“If there is a serious outbreak of Zika, or something like it, we’d have to invoke 1498,” she says. “If the government is going to pay for the development of a vaccine, then why give it to Sanofi so they can price it however they want? It would break state budgets. We need to come up with a better mechanism. We’re already in a public health crisis, but the day is coming when the public will cry out to fix pricing, and quickly.”
Hepatitis C affects more than 1 percent of the U.S. population, but is unlikely to generate much of a public outcry. It is transmitted most commonly through IV drug use and generally affects those on the social margins.
“It’s just not a sexy disease,” says Niculescu. “Unlike HIV, it doesn’t kill rich white stockbrokers in their thirties. The closest hep C has to a celebrity spokesperson is Pamela Anderson. There’s a widespread feeling in this country that drug users are a burden, that they deserve to suffer and die. We just don’t care about these people, or that drug companies are profiting from their deaths. I’m against going the usual advocacy-reform route of begging Gilead for deals and crumbs. It legitimizes the idea that some lives matter more than others.”
At the moment, Gee is busy collating the public comments posted to her office’s website on how to proceed. She and her extended team of advisers—including local and national experts—will devise an attack plan over the summer. Some are advising her to pursue 1498, others are leaning in other directions, such as a bidding system supported by the National Academy of Medicine.
Whatever plan Gee eventually adopts, she says national political pressure will be key to fixing the crisis in drug prices.
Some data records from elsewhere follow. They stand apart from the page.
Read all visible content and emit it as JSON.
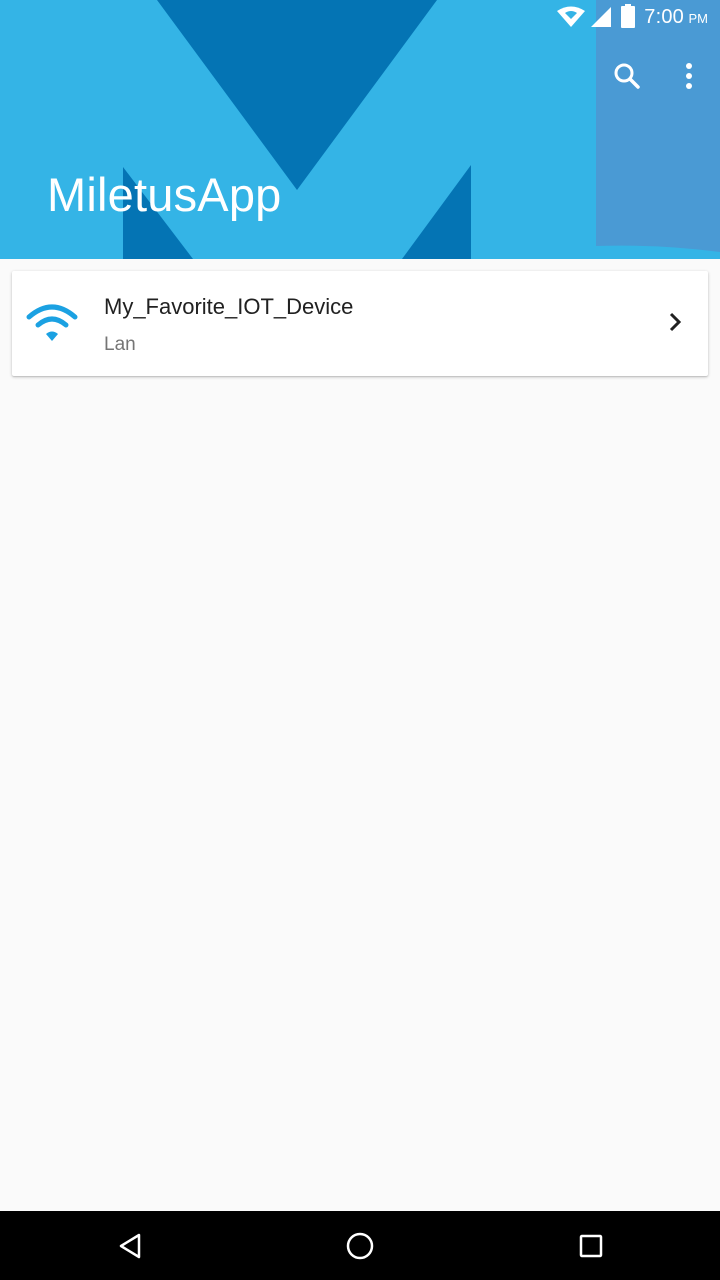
{
  "status_bar": {
    "time": "7:00",
    "ampm": "PM",
    "icons": [
      "wifi-icon",
      "cell-signal-icon",
      "battery-icon"
    ]
  },
  "toolbar": {
    "title": "MiletusApp",
    "actions": [
      "search-icon",
      "more-vert-icon"
    ]
  },
  "colors": {
    "banner": "#34b4e6",
    "banner_dark": "#0474b4",
    "banner_side": "#4a9ad4",
    "accent": "#1ba1e2"
  },
  "devices": [
    {
      "name": "My_Favorite_IOT_Device",
      "connection": "Lan",
      "icon": "wifi-icon",
      "action_icon": "chevron-right-icon"
    }
  ],
  "nav_bar": {
    "buttons": [
      "back-icon",
      "home-icon",
      "recents-icon"
    ]
  }
}
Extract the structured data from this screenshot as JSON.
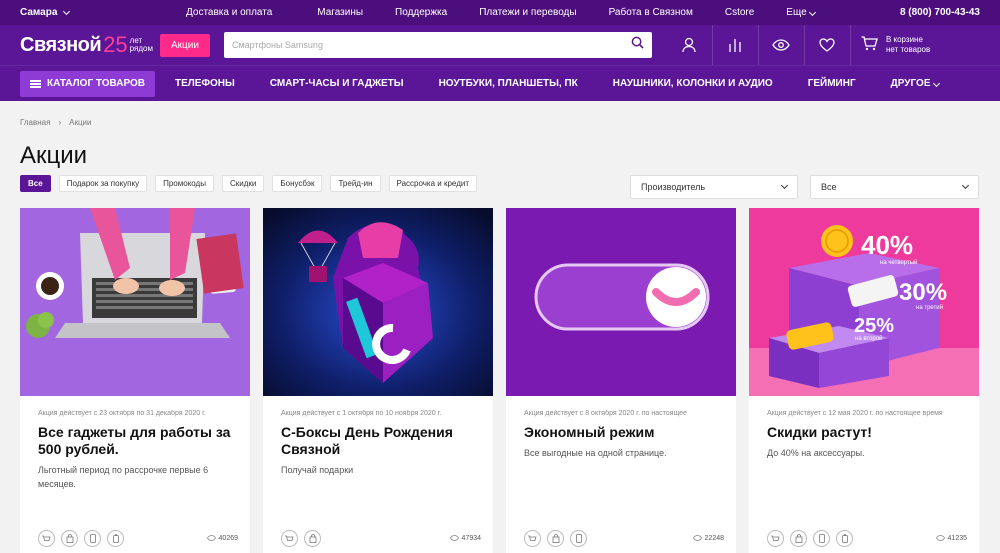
{
  "topbar": {
    "city": "Самара",
    "links": [
      "Доставка и оплата",
      "Магазины",
      "Поддержка",
      "Платежи и переводы",
      "Работа в Связном",
      "Cstore",
      "Еще"
    ],
    "phone": "8 (800) 700-43-43"
  },
  "header": {
    "logo_name": "Связной",
    "logo_number": "25",
    "logo_sub1": "лет",
    "logo_sub2": "рядом",
    "promo_button": "Акции",
    "search_placeholder": "Смартфоны Samsung",
    "cart_line1": "В корзине",
    "cart_line2": "нет товаров"
  },
  "nav": {
    "catalog": "КАТАЛОГ ТОВАРОВ",
    "items": [
      "ТЕЛЕФОНЫ",
      "СМАРТ-ЧАСЫ И ГАДЖЕТЫ",
      "НОУТБУКИ, ПЛАНШЕТЫ, ПК",
      "НАУШНИКИ, КОЛОНКИ И АУДИО",
      "ГЕЙМИНГ",
      "ДРУГОЕ"
    ]
  },
  "breadcrumb": {
    "home": "Главная",
    "current": "Акции"
  },
  "page_title": "Акции",
  "filters": [
    "Все",
    "Подарок за покупку",
    "Промокоды",
    "Скидки",
    "Бонусбэк",
    "Трейд-ин",
    "Рассрочка и кредит"
  ],
  "selects": {
    "manufacturer": "Производитель",
    "all": "Все"
  },
  "cards": [
    {
      "date": "Акция действует с 23 октября по 31 декабря 2020 г.",
      "title": "Все гаджеты для работы за 500 рублей.",
      "desc": "Льготный период по рассрочке первые 6 месяцев.",
      "views": "40269"
    },
    {
      "date": "Акция действует с 1 октября по 10 ноября 2020 г.",
      "title": "С-Боксы День Рождения Связной",
      "desc": "Получай подарки",
      "views": "47934"
    },
    {
      "date": "Акция действует с 8 октября 2020 г. по настоящее",
      "title": "Экономный режим",
      "desc": "Все выгодные на одной странице.",
      "views": "22248"
    },
    {
      "date": "Акция действует с 12 мая 2020 г. по настоящее время",
      "title": "Скидки растут!",
      "desc": "До 40% на аксессуары.",
      "views": "41235"
    }
  ],
  "promo_badges": {
    "p40": "40%",
    "p40_sub": "на четвертый",
    "p30": "30%",
    "p30_sub": "на третий",
    "p25": "25%",
    "p25_sub": "на второй"
  },
  "colors": {
    "brand": "#5a1696",
    "brand_dark": "#4b0e7c",
    "accent": "#ff2a8a",
    "catalog": "#8e3bd6"
  }
}
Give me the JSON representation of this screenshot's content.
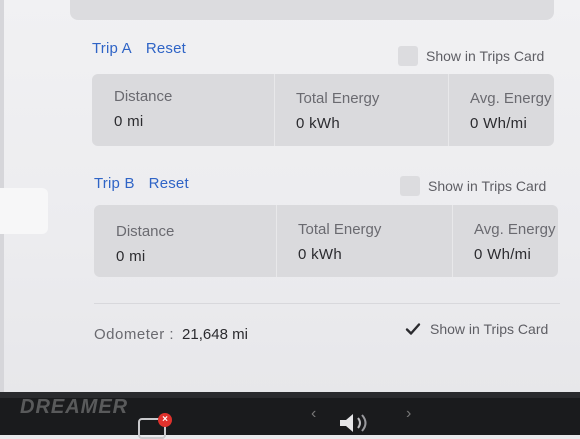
{
  "trip_a": {
    "title": "Trip A",
    "reset_label": "Reset",
    "show_in_trips_card_label": "Show in Trips Card",
    "show_in_trips_card_checked": false,
    "stats": [
      {
        "label": "Distance",
        "value": "0 mi"
      },
      {
        "label": "Total Energy",
        "value": "0 kWh"
      },
      {
        "label": "Avg. Energy",
        "value": "0 Wh/mi"
      }
    ]
  },
  "trip_b": {
    "title": "Trip B",
    "reset_label": "Reset",
    "show_in_trips_card_label": "Show in Trips Card",
    "show_in_trips_card_checked": false,
    "stats": [
      {
        "label": "Distance",
        "value": "0 mi"
      },
      {
        "label": "Total Energy",
        "value": "0 kWh"
      },
      {
        "label": "Avg. Energy",
        "value": "0 Wh/mi"
      }
    ]
  },
  "odometer": {
    "label": "Odometer :",
    "value": "21,648 mi",
    "show_in_trips_card_label": "Show in Trips Card",
    "show_in_trips_card_checked": true
  },
  "taskbar": {
    "watermark": "DREAMER",
    "close_badge": "×",
    "icons": [
      "camera-icon",
      "volume-icon",
      "chevron-left-icon",
      "chevron-right-icon"
    ]
  },
  "colors": {
    "accent": "#2f64c6",
    "background": "#ececef",
    "card": "#dadadd",
    "taskbar": "#1a1b1d",
    "badge": "#e0322d"
  }
}
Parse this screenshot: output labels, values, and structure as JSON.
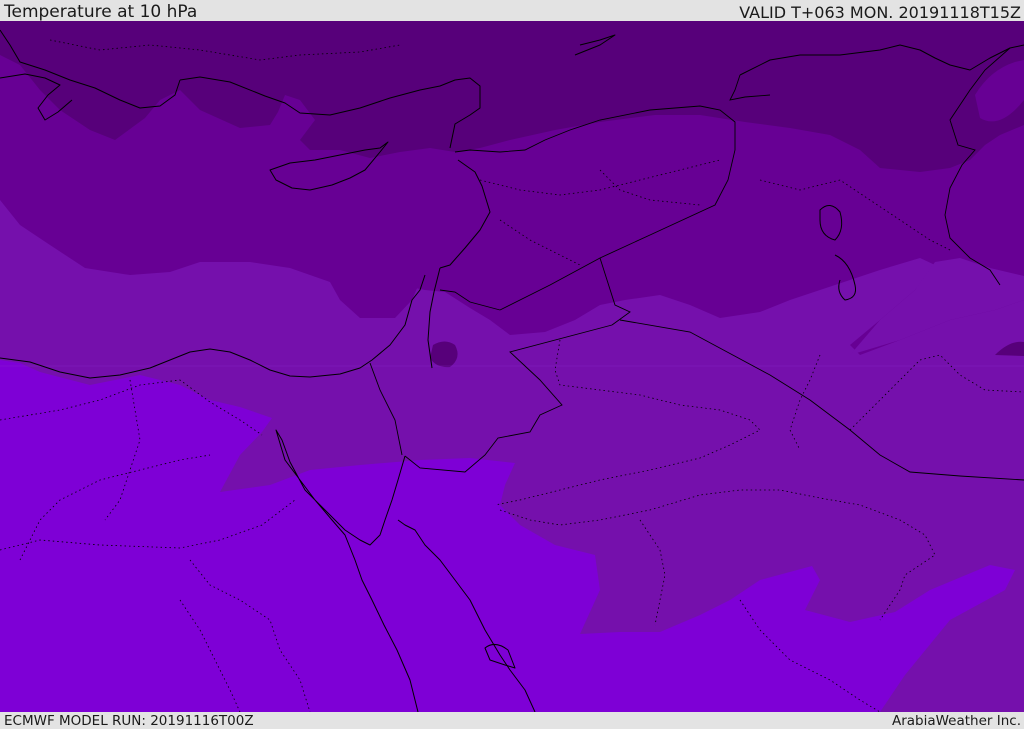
{
  "header": {
    "title": "Temperature at 10 hPa",
    "valid": "VALID T+063 MON. 20191118T15Z"
  },
  "footer": {
    "model_run": "ECMWF MODEL RUN: 20191116T00Z",
    "brand": "ArabiaWeather Inc."
  },
  "map": {
    "variable": "temperature",
    "level": "10 hPa",
    "colors": {
      "darkest": "#57007a",
      "dark": "#670094",
      "medium": "#7510ac",
      "light": "#7e00d6",
      "border": "#000000"
    }
  }
}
Louisiana politics is not friendly turf for building this kind of pressure behind bold progressive ideas, but Gee has a base in the state’s advocacy groups and the liberal population of New Orleans. She’s also working to expand this base to include Louisiana political leaders. Most notably, Gee has been meeting with Republican Senator Bill Cassidy, a hepatologist who, she says, “cares about the issue.”
“There is a lot of political will in this country to fix health costs before they eat our state education budgets alive, but Pharma is incredibly powerful, and we’re going to need a coalition to get it done,” she says.
Unfortunately, if one man embodies the system that prizes shareholder value over human life and public health, it is the current Secretary of Health and Human Services, Tom Price. It is a irony of history that Price—who has made his career and fortune as a self-dealing defender of medical industry profits—could very well decide the immediate fate of the first attempt to use 1498 against a drug company since the Ford administration.
“Right now, we’re deciding on a plan,” says Gee. “Then we’ll take it to Tom Price and say, ‘This is the best option in the interest of public health. People are suffering and dying in my state because we can’t afford this medicine. It is unacceptable. Let’s fix it.’”